So what was Harold like in the classroom? Accounts do exist. There’s a lovely recognisable description by his Walworth pupil Valerie Avery, in her novel London Spring which, with London Morning, he inspired her to write. And Bob Thornbury, his student at Borough Road training college, has told us of a demonstration lesson with cat poems –
‘– have any of you got a cat? Have you? Oh you’ve got a cat? What’s your cat like?’ And the kids started to talk to him… and they started to kind of move forward and by the end of the lesson… there were eleven kids out the front in one way or another, sat at Harold’s feet, and the others all rushed at the end of the lesson to tell him more about their cats. It was just spell binding.
Betty Rosen has written (in Changing English) about a lesson of Harold’s she saw while on teaching practice at Walworth. Unlike many heads of department, Harold chose to teach the lowest streams. The door was flung open and this smiling, eager figure came in, looking as if he couldn’t wait to be with his wild 4th years again. In no time he had them telling stories about their neighbours, and then writing about them. What stayed with Betty was the visible conviction Harold conveyed of the worth of what those students had to say. Harold, of course, thought the world of kids and was constantly being amused, amazed and delighted by them, and it no doubt helped that, as he told us, ‘I was a naughty boy at school…. So I couldn’t be sanctimoniously disciplinarian with kids.’
Well, he couldn’t be sanctimoniously anything.
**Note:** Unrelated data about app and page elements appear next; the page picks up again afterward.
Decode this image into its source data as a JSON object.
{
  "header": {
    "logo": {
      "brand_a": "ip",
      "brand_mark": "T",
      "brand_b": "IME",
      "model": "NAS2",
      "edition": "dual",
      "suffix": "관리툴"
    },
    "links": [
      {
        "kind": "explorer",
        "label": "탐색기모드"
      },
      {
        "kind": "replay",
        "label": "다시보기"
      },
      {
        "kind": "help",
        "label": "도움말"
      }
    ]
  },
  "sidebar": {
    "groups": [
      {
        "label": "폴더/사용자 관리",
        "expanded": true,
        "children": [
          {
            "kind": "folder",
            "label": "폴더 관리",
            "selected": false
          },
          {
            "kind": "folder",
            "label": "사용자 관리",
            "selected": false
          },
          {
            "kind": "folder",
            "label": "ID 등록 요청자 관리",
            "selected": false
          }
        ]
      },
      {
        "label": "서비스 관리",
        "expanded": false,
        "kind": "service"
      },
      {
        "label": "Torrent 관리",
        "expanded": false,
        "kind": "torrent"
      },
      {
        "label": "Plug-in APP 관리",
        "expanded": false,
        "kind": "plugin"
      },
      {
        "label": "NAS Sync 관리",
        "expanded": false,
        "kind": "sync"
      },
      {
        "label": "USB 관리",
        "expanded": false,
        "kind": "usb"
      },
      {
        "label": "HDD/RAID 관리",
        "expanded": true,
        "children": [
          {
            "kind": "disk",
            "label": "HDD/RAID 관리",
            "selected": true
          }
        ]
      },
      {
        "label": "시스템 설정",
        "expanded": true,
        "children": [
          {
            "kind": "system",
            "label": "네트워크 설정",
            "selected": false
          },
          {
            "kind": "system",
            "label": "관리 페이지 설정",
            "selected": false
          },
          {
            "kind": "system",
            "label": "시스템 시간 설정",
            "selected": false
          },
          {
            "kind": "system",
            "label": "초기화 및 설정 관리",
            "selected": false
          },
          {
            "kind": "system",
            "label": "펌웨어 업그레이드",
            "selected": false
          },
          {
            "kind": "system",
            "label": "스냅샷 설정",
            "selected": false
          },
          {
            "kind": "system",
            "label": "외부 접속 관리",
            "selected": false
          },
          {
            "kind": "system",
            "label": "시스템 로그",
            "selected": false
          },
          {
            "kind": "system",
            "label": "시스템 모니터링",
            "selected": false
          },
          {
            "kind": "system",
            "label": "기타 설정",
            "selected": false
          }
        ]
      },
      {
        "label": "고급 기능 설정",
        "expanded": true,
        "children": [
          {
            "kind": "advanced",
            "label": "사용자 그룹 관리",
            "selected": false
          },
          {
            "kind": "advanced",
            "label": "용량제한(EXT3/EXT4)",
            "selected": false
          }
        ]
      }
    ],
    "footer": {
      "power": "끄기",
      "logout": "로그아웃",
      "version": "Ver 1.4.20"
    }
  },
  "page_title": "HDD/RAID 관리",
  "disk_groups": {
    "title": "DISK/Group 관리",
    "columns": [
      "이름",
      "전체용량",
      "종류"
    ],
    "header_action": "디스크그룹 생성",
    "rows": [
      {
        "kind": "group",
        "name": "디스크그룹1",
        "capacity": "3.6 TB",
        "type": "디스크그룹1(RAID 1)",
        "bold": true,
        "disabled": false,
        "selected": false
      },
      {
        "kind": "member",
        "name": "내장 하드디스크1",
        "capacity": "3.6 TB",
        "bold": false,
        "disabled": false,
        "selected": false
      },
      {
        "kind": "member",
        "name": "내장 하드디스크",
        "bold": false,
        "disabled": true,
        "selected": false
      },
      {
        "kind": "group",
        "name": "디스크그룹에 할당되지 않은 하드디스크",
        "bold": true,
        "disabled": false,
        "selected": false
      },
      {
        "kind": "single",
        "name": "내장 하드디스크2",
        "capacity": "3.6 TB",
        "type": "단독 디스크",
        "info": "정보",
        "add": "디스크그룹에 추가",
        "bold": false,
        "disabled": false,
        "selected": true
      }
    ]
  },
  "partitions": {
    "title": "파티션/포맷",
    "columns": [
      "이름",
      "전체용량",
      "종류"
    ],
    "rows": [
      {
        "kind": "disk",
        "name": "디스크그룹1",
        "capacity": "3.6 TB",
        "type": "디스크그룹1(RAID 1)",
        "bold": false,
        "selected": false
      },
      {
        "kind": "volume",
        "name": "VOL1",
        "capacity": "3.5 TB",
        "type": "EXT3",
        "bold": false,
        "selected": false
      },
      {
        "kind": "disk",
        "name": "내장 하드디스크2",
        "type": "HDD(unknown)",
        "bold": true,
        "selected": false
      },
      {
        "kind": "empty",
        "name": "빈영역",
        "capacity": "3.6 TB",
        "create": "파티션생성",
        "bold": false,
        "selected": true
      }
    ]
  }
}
I've known other teachers with generous personalities who were magic with kids. The difference with Harold is that he knew what he was doing on an intellectual level too – which was partly what made him such a superb teacher educator. His thinking was as exciting as his practice. His ideas and his knowledge, manifested in a thousand remarks and comments in our tutorials, seemed to come from some deep well of wisdom that I
always wanted to get at. But of course, articulate though he was, he never laid it all out. What Harold knew he knew in his bones. It wasn’t a system but a rich culture of connections, best expressed, as Tony Burgess indicates (in Changing English), in the detail of his memorable formulations, which of course came also from his other great ability, as a superb talker and artful, vigorous writer.
For me, coming from my lower middle class grammar school background in Bradford, Harold was a quite new and unfamiliar sort of person, deep, fascinating, clever, warm and funny, nothing short of an inspiration. He was more interesting and more intellectually exacting than anyone in four years at Oxford, and the first really intelligent person of the Left that I'd encountered. For me and many others he made all the difference.
But I think my final word, when I think of this warm, clever, amusing, sometimes difficult, often pontificating, always story-telling man, would be quite simply: What fun he was!